For World Makerfaire (NYC) this year I created this 3D-printed zoetrope, dubbed “Ponytrope.” It creates an animation of horses galloping in a circle.
Old meets new
A zoetrope is a pre-cinematic animation technique where a series of animation frames are placed inside a spinning cylinder. Slits in the drum make the frames of the animation visible for only a fraction of the second, as it spins the frames blink in and out of view with the passing of each slit.
My 3D zoetrope relies on the same principles but instead of flat 2D frames I am using 3D models and instead of the slits I use a strobing LED light to illuminate each frame for a fraction of a second. The strobe and slits are necessary to freeze the frames, otherwise you would just see a blur.
This technique has been used by others in the past including the Toy Story zoetrope at Disney’s California Adventure. The first time I saw the technique was Gregory Barsamian’s piece “Die Falle” (The Trap), at the Museum of Glass, in Tacoma, Washington. Seeing a three dimensional animation in person for the first time can be a bit unreal which is part of the reason I wanted to share it with the crowd at Makerfaire.
Modeling the horse
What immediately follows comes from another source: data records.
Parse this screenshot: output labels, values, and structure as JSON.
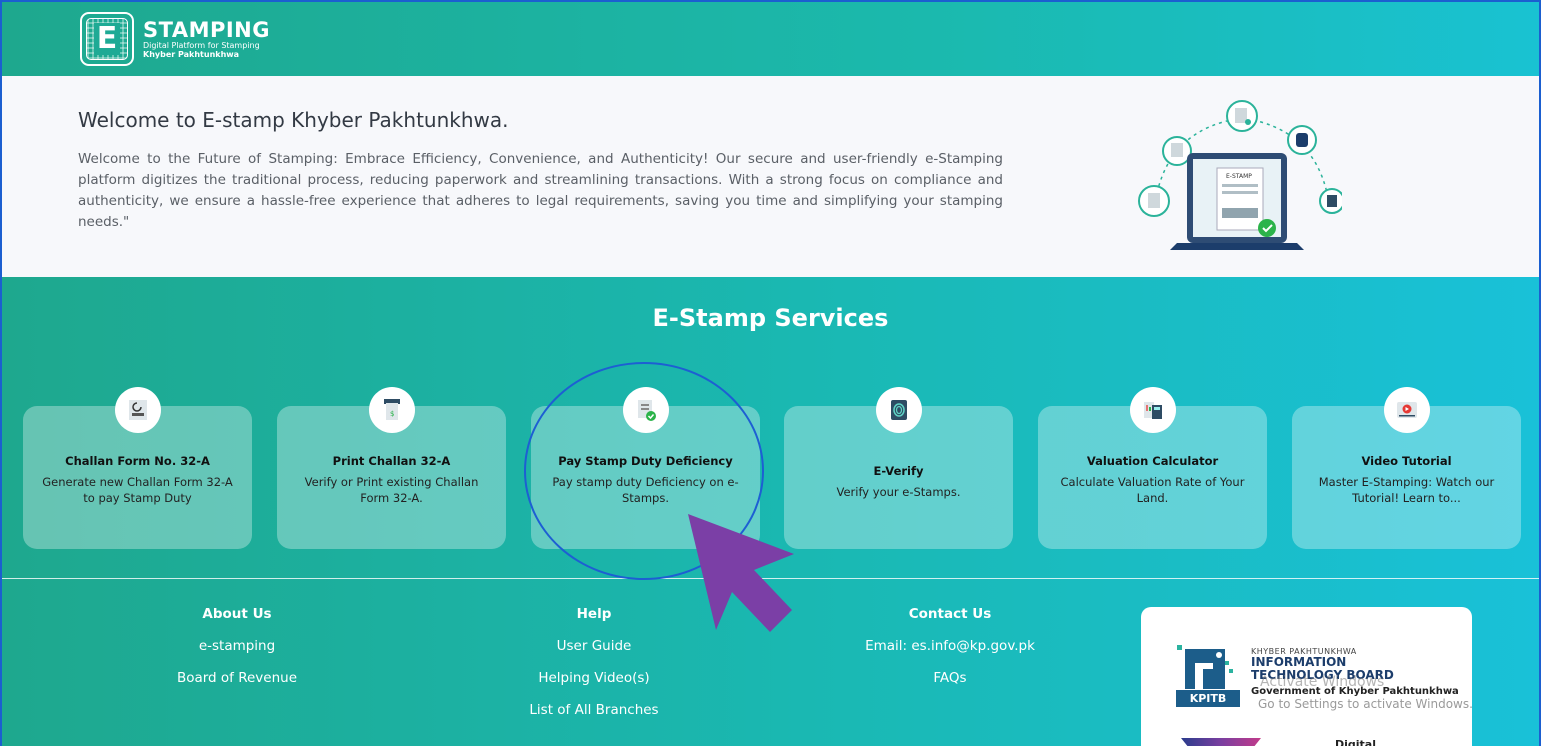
{
  "header": {
    "logo_letter": "E",
    "logo_title": "STAMPING",
    "logo_subtitle_line1": "Digital Platform for Stamping",
    "logo_subtitle_line2": "Khyber Pakhtunkhwa"
  },
  "welcome": {
    "title": "Welcome to E-stamp Khyber Pakhtunkhwa.",
    "body": "Welcome to the Future of Stamping: Embrace Efficiency, Convenience, and Authenticity! Our secure and user-friendly e-Stamping platform digitizes the traditional process, reducing paperwork and streamlining transactions. With a strong focus on compliance and authenticity, we ensure a hassle-free experience that adheres to legal requirements, saving you time and simplifying your stamping needs.\"",
    "illustration_label": "E-STAMP"
  },
  "services": {
    "title": "E-Stamp Services",
    "cards": [
      {
        "title": "Challan Form No. 32-A",
        "desc": "Generate new Challan Form 32-A to pay Stamp Duty",
        "icon": "receipt-icon"
      },
      {
        "title": "Print Challan 32-A",
        "desc": "Verify or Print existing Challan Form 32-A.",
        "icon": "printer-icon"
      },
      {
        "title": "Pay Stamp Duty Deficiency",
        "desc": "Pay stamp duty Deficiency on e-Stamps.",
        "icon": "document-check-icon"
      },
      {
        "title": "E-Verify",
        "desc": "Verify your e-Stamps.",
        "icon": "fingerprint-icon"
      },
      {
        "title": "Valuation Calculator",
        "desc": "Calculate Valuation Rate of Your Land.",
        "icon": "calculator-icon"
      },
      {
        "title": "Video Tutorial",
        "desc": "Master E-Stamping: Watch our Tutorial! Learn to...",
        "icon": "video-play-icon"
      }
    ]
  },
  "footer": {
    "about": {
      "heading": "About Us",
      "links": [
        "e-stamping",
        "Board of Revenue"
      ]
    },
    "help": {
      "heading": "Help",
      "links": [
        "User Guide",
        "Helping Video(s)",
        "List of All Branches"
      ]
    },
    "contact": {
      "heading": "Contact Us",
      "links": [
        "Email: es.info@kp.gov.pk",
        "FAQs"
      ]
    }
  },
  "partner": {
    "line1": "KHYBER PAKHTUNKHWA",
    "line2": "INFORMATION",
    "line3": "TECHNOLOGY BOARD",
    "line4": "Government of Khyber Pakhtunkhwa",
    "badge": "KPITB",
    "digital": "Digital"
  },
  "watermark": {
    "line1": "Activate Windows",
    "line2": "Go to Settings to activate Windows."
  },
  "colors": {
    "accent_start": "#1ea88e",
    "accent_end": "#19c1d8",
    "annotation_blue": "#1d5fd3",
    "cursor_purple": "#7b3fa6"
  }
}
I began the project by modeling the horse in Blender. Blender is a 3D animation software designed primarily for film and game character modeling. It has a reputation for being difficult but I find it no more difficult than other pro modeling software. It has a few features for 3D printing preparation as well.
After modeling a standing horse, I used Blender’s rigging features to allow the horse to be easily posed for each frame of the animation. This feature is great because if done correctly, you can move the armature and the form of the horse naturally follows.
If you are familiar with photographic history, Edweard Muybridge’s photographs of a galloping horse are one of the earliest examples of high speed photography. Muybridge’s photographs are easily found online and served as a great reference while I posed the frames of the horse animation.
Prepping the models for print
Because Blender is designed for animation it was easy to simulate the horses movements before printing the models. Exporting each frame of the animation as separate STL files for printing is less convenient as it has to be done manually frame by frame. Thankfully, it has a great Python-based addon engine that so I could automate this process.
Instead of printing the horse whole, I cut them in half to reduce the support structured needed to print. You can apply a boolean modifier to the base model in Blender and it applies to all the poses in the animation. I used another modifier to rotated the two halves so the cut side would lay flat on the print bed. Doing all this in Blender saved me a lot of cleanup work with the final print files.
Designing the motor housing and central hub.
The horses are mounted on a spoked hub that spins on a motor mounted with the axle facing up. I designed the hub and motor mount in OpenSCAD instead of Blender.
While Blender is great for organic forms and animation it is not as great when precise measurements are needed. OpenSCAD is much better for this and because it is parametric I can tweak the design if it turns out a part is a little to big or small.
The spokes coming from the hub in the horse were made from basswood sticks I got from the art supply store. Basswood is so soft if you make the holes a little tight you can push the horse on and get a nice tight fit.
The basswood also proved useful when the zoetrope was bumped by a child on the second day of the fair. Rather than a vital part like the horses breaking the weak basswood snapped and was easily replaced with spares in about a half hour. (With help from Mandy Stultz, thanks!)
The whole piece is controlled by an Arduino with a relatively simple sketch. In addition to the Arduino itself I soldered up a protoboard with some mosfet transistors for controlling the motor and high power LED. The LED circuit is based on this instructable by Dan Goldwater.
There is a hall effect sensor in the motor mount which changes state when a magnet embedded in the hub passes over. A potentiometer is used to dial in the speed of the motor and a push button temporarily turns off the zoetrope.
In order to get the animation effect the strobe has to be timed to the speed of the motor. There are twelve horses in the animation so the strobe should turn on once for each horse or twelve times per rotation. You can actually play with this a bit and get the horses to move backward or forward by increasing or decreasing the number of strobes per rotation slightly.
Once the speed is known the rate of the strobe can be set. While the time between strobes is variable I left the duration they are on at a constant one thousandth of a second. If the light is on for too long the horses will show some motion blur, just like if you use a slow shutter speed when taking a picture of something moving fast.
This short duration is also why the high-power LED is needed. A normal LED might light the horses when on constantly but when strobing on for twelve thousandths per revolution you need something bright to compensate for the low duty cycle.
Rather than polling the hall effect sensor constantly to get the speed I used an interrupt function. While slightly more advanced than basic Arduino code, using interrupts is pretty straight forward.
You register the interrupt by determining which pin the interrupt will be on, what function to execute and what change in the pin to look for. I chose falling which means that every time the hall effect sensor goes from high (5 volts) to low (0 volts) the Arduino will stop executing the main loop and execute the interrupt function instead.
The interrupt function just checks the time since the last time it ran and then calculates the speed the motor is spinning.
The strobe is handled in the main loop. This too could possibly be handled by a timer based interrupt but I didn’t have time to explore this before the project needed to be finished.